Michael Greenberg is the author of Hurry Down Sunshine and Beg, Borrow, Steal: A Writer’s Life. 
(August 2016)

IN THE REVIEW

The Passions of Vargas Llosa

Mario Vargas Llosa, Lima, Peru, October 1994

Notes on the Death of Culture: Essays on Spectacle and Society

by Mario Vargas Llosa, edited and translated from the Spanish by John King

The Discreet Hero

by Mario Vargas Llosa, translated from the Spanish by Edith Grossman
Even among his extraordinary generation of Latin American literary figures, Mario Vargas Llosa has had an unusually prodigious career. He is nine years younger than his most famous contemporary, Gabriel García Márquez, yet his first two novels had an electrifying effect on Latin American literature when García Márquez was still …

Scorched by Murder

Richard Price, New York City, 2009

Lush Life

by Richard Price

The Whites

by Richard Price writing as Harry Brandt
Richard Price published his first novel, The Wanderers, in 1974, when he was twenty-four. It’s a propulsive, plotless bullet of a book whose story is its teenage characters’ lives. It has much in common with Last Exit to Brooklyn, Hubert Selby Jr.’s sordid gale force of a novel about dope …

Catching Hold of the Devious City

Saul Leiter: Red Umbrella, circa 1955

The New York School: Photographs, 1936–1963

by Jane Livingston

Saul Leiter: Early Black and White

with essays by Max Kozloff and Jane Livingston
New York street photographers were among the great flaneurs of the twentieth century. These weaponized observers with their loaded metal boxes (so much more conspicuous than reporters with their pocket-sized notebooks) did their most striking work in the 1940s and 1950s. One thinks of Helen Levitt’s image, from 1940, of …

The NY Police vs. the Mayor

Law enforcement officers turning their backs on a live screen of Mayor Bill de Blasio as he delivered a eulogy for NYPD Officer Rafael Ramos inside Christ Tabernacle Church, Glendale, Queens, December 27, 2014
When Mayor de Blasio took his place at the pulpit during Officer Ramos’s funeral in Queens on December 27, the shiver of hostility from the police was astounding. So abruptly did they turn their backs to the mayor’s image on the screen that for an instant I thought it must be some kind of religious ritual, a turning to the East perhaps, toward Bethlehem, in deference to Ramos’s devoutness.

NYR DAILY

Caught in the Act

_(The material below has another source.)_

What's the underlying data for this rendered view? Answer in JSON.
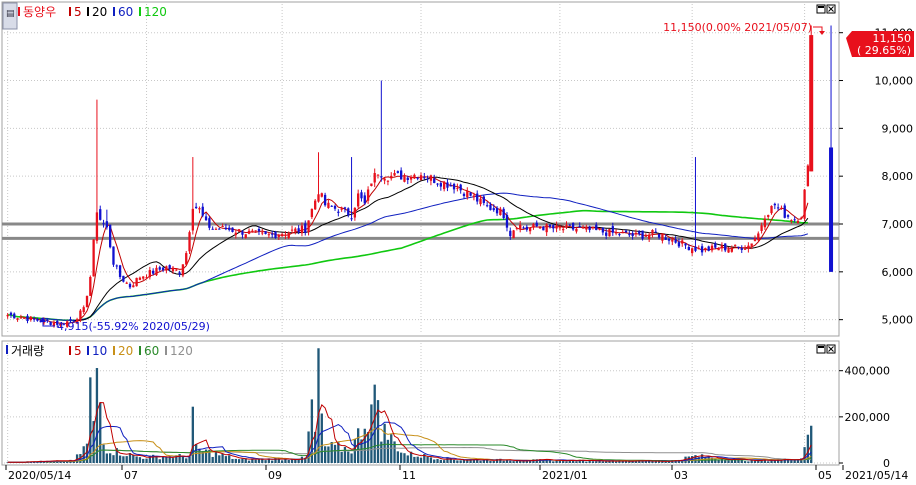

A sampling of meticulous mug shots, along with about forty crime-related images from American tabloids, police files, security cameras, and photographers both anonymous and widely known, comprise the fascinating exhibition “Crime Stories: Photography and Foul Play,” currently at the Metropolitan Museum of Art. The curators have set up an interesting dialogue between celebrated victims and assassins, on the one hand, and the unknown on the other: Robert F. Kennedy seconds after he was shot on June 5, 1968, provokes a predictable ache; an anonymous, plebian bank robber, ferociously tries to shoot out a security camera in a burst of smoke and light.

Dislodged in New York

Mark Reay in Thomas Wirthensohn's Homme Less, 2014

A new documentary, Homme Less, opening on August 7 at the IFC Center in Manhattan, is a reminder of how far the homeless population now reaches in New York. Mark Reay, fashion photographer and former model, has been living on the fire-escape of a private building for three years. With Promethean effort he has managed to hold the dooming signs of destitution (the odor, the accreted grime) at bay. Though he is isolated in his double life, he is far from alone.

‘We’re Not Going to Stand for This Anymore’

A protester outside City Hall in New York City, December 10, 2014

The decision of a Staten Island grand jury not to indict NYPD officer Daniel Pantaleo for the death of Eric Garner has thrust the city into the center of a rapidly intensifying national debate. Many New Yorkers seem to be just becoming aware of the fact that a huge number of their fellow citizens live daily in a state of high alert, if not outright fear of the police and have been doing so for decades.

A Beautiful Mosaic of Filth

Steven Hirsch: Rhode, 2014

Steven Hirsch’s photos of the Gowanus Canal are solely concerned with the surface of the water—the gonorrhea, coli, and putida bacteria that cling to one another there in a mosaic of filth. In fact, these images are a microscopic record of an ecological disaster.

NYR CALENDAR